2) his curls were a little crazy, and though we absolutely had no problem with strangers telling us what a cute little girl we had, we figured at some point he would probably need to at least have most of his hair the same length.  We figured if we had to cut off the curls anyway, might as well cut it all off.  So we did it.

3) it's really hot in Texas.  Having no hair naturally helps keep him cooler in 100+ degree heat.  So we did it.

4) it will grow back.  We're sure of it.  It's just hair.  So we did it. 

And he's still super cute.  :)

Bee Crisis

If you've read our blog for a while, you know that we got bees a couple of years ago (  They've been for the most part a pretty ho-hum part of our farm life.  They're very easy to take care of, and mostly we forget they're around until I remember every so often that we should not have to buy honey at the store, and convince Aaron to suit up and retrieve some honey so I can have some biscuits with honey.  For those of you who eat biscuits with jelly instead of honey, you're seriously missing out.

Anyway, Tuesday was the big day to tackle the honey problem.  Pu Lue (our Karen refugee friend and a wonderful carpenter) and his 9 year old son Pla Shee have been staying with us for a while during the week, so Aaron thought it would be fun for them to get in on the action too.  Here the three of them are all suited up:

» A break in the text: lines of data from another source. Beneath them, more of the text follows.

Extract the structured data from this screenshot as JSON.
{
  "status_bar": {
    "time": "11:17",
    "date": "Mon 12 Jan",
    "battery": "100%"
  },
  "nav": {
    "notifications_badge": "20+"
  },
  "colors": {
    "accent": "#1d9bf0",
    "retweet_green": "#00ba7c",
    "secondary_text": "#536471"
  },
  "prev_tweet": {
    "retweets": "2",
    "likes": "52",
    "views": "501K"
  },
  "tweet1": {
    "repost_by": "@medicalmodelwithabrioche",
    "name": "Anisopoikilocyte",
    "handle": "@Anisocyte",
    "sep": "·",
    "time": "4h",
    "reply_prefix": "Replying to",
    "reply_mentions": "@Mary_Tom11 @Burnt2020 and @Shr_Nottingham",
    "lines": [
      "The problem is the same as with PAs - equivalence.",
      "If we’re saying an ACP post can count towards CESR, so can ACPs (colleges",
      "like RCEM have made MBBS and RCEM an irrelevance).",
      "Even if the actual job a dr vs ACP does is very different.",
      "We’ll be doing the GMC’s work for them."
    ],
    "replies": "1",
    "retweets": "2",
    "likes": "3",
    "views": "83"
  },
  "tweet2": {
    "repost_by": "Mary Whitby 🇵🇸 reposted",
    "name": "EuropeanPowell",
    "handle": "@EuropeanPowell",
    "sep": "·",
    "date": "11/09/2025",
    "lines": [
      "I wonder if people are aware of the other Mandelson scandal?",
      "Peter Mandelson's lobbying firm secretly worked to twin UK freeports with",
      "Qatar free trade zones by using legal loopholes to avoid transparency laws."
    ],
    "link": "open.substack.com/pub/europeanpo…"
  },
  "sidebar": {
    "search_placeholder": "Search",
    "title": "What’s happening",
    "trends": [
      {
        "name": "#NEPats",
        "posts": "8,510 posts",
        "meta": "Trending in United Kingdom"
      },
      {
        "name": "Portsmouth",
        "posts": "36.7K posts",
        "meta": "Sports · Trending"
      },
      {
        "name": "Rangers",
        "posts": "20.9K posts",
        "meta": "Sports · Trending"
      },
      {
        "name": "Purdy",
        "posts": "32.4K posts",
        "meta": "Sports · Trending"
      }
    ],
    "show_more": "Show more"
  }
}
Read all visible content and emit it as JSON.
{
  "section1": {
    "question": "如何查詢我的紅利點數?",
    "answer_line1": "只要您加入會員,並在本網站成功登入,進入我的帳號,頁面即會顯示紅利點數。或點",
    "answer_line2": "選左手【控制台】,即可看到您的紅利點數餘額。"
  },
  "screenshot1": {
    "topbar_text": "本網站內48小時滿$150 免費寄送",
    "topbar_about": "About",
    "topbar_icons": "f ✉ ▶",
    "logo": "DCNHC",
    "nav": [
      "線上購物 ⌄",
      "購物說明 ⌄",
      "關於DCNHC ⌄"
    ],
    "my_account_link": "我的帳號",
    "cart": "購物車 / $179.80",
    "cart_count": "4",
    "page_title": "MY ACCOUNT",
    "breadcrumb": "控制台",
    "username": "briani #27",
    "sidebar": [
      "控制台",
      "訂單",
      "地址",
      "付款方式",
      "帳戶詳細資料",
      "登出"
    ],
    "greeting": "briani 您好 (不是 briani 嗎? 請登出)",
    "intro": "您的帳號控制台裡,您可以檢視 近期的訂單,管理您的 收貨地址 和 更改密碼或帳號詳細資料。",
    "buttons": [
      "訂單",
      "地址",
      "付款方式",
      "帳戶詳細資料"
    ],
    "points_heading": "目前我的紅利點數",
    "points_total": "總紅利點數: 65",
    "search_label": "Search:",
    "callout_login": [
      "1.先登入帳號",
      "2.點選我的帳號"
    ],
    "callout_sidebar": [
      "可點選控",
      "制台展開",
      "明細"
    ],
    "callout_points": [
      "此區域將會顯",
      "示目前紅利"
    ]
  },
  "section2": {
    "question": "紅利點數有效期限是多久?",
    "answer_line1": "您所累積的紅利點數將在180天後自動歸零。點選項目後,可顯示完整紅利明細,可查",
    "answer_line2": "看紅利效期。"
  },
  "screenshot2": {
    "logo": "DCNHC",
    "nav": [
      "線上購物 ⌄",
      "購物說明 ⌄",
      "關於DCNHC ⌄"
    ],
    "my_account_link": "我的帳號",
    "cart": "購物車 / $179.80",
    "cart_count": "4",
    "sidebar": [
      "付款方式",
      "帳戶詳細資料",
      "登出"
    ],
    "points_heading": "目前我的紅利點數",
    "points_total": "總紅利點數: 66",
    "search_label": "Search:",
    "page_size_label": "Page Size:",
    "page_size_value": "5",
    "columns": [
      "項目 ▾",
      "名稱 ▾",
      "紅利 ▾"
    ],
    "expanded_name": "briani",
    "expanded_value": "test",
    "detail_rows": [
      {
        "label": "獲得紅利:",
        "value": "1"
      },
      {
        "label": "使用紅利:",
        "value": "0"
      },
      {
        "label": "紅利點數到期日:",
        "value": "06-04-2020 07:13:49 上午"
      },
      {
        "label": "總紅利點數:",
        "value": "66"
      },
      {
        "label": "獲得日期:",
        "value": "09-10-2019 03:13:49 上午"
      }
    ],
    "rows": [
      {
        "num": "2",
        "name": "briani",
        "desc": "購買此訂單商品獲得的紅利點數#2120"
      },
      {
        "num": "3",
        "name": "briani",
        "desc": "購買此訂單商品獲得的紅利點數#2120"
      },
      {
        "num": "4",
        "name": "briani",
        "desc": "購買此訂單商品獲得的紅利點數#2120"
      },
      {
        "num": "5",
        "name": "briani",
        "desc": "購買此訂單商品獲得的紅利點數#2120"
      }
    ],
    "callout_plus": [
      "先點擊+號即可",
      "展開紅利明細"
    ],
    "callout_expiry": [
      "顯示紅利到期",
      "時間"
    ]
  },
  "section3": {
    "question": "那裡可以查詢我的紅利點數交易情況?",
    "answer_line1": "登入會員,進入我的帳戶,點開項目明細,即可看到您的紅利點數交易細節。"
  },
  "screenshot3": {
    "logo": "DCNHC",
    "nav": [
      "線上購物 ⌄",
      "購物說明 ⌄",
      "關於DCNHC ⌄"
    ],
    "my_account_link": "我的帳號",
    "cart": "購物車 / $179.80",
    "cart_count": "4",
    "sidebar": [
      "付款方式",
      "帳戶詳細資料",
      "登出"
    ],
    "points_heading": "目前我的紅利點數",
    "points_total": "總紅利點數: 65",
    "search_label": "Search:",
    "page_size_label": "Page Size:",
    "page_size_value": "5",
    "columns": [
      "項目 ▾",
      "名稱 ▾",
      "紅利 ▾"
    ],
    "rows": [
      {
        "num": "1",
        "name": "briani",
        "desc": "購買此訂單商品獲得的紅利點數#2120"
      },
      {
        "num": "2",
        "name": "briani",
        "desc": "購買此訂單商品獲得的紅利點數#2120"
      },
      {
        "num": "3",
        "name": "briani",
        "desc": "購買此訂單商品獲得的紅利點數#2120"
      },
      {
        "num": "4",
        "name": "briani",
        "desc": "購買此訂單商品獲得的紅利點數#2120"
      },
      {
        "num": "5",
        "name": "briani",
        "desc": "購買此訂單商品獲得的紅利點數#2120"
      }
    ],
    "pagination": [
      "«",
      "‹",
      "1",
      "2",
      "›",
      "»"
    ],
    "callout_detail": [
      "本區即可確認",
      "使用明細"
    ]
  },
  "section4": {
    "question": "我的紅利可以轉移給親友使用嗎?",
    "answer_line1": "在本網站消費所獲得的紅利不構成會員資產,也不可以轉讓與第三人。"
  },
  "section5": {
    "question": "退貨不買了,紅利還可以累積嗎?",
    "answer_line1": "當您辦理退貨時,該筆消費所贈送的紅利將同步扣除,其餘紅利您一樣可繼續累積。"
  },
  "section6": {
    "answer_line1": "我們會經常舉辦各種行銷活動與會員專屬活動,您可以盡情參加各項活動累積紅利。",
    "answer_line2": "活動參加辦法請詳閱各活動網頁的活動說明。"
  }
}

This picture was taken about 5 minutes before the first bee sting happened.  One thing we've learned about bees is that once you're stung once, it's like the dam has been broken and you're bound to get stung again until you cry uncle.  Aaron, being oh so brave, decided to keep at it.  Four stings later, he'd had enough and decided to call it quits.  Unfortunately this time the bees gave him a run for his money.  For some reason, he developed an allergy to the bee stings for the first time in his life and his entire body broke into hives and began to swell almost immediately.  It was CRAZY!

We headed to the ER where they immediately started an IV and pumped Benedryl, steroids of some sort, and various other drugs that made him loopy into his system.  We ended up getting home around 1 am once the drs and nurses were convinced that he was on the mend and would not have a permanent "pillow hand."

I took this picture of him about 30 minutes after the bee stings.  I can't even recognize him!  For comparison, Aaron normally looks like the photo below this one.  Wierd, huh?

In all of the craziness, Bear (aka Kai) got his first bee sting, right on the noggin.  He took it in stride, though, and decided it wasn't too painful once he was able to munch on one of his coconut cookies (his favorite).